In Atlanta, just minutes away from city offices and downtown attractions, 14 acres of brush and woods have caught the eye of apartment housing developers. That in itself is nothing new. But what makes those 14 acres special is this: The prime piece of in-town real estate is also a part of Civil War history. A Confederate army brigade encamped there during the summer of 1864, ahead of what became the Battle of Peachtree Creek — which soon after led to the decisive and costly Battle of Atlanta. The non-profit Civil War Trust says nearly 20% of American Civil War battlefields have been destroyed and, of those that remain, only 15% are protected as national parks.
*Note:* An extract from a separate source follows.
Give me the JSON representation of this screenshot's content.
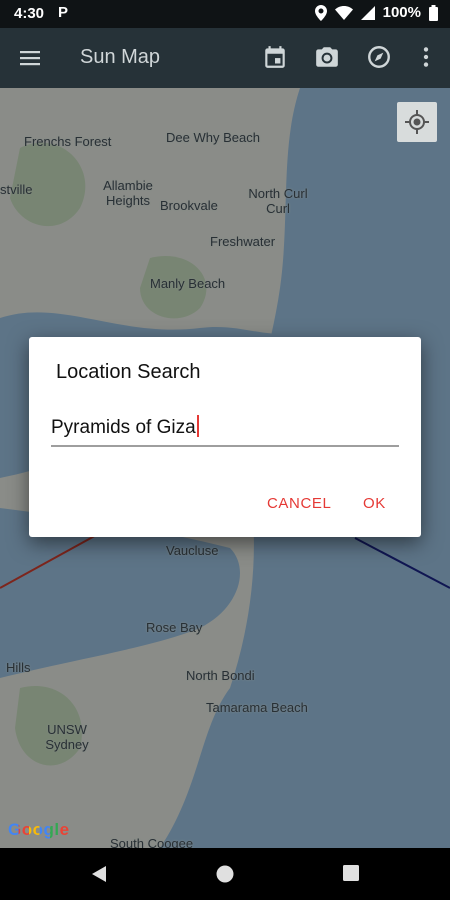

Many of the battlefield sites are now in urban or suburban communities, on valuable land. And there have been some highly publicized skirmishes in recent years as preservation groups fought to keep large companies from developing the sites. In the case of 14 acres of Atlanta woods, the property’s owner wants to break ground later this year on a 236-unit apartment complex. But local residents would like the grounds to be looked over before the bulldozers start their work. “If there were some archaeological or historic significance to this particular area, I think that would definitely add some value to the neighborhood,” Wyatt Gordon, president of the local neighborhood association, told WXIA-TV.
Two Upcoming Civil War Tours – Tullahoma Campaign and Fort Donelson Campaign in June, 2013
Noted author and historian Michael Bradley, author of the first book on the Tullahoma Campaign, and Greg Biggs (Clarksville and Nashville CWRTs) will co-lead a tour of the Tullahoma Campaign to celebrate its 150th Anniversary. The date for the tour is Saturday, June 22nd, 2013. The tour will meet in Murfreesboro and travel by bus for the day seeing sights from Hoover’s Gap, Liberty gap and Shelbyville to Cowan and Sewanee Mountain where the campaign ended. Details will follow very soon.
Another tour, led by Greg Biggs, of the Fort Donelson Campaign, will be held on Saturday, June 29th, 2013. The tour will feature members from several CWRTs and will take the entire day seeing sights outside of the national park as well as the park itself. The tour will leave from Clarksville that morning and there will be a meeting on Friday, June 28th at Clarksville’s Fort Defiance Park for a tour of that site. The tour costs $20 per person if paid before June 10th: $25 per person afterwards.
For more information on both tours please email Greg at: Biggsg@charter.net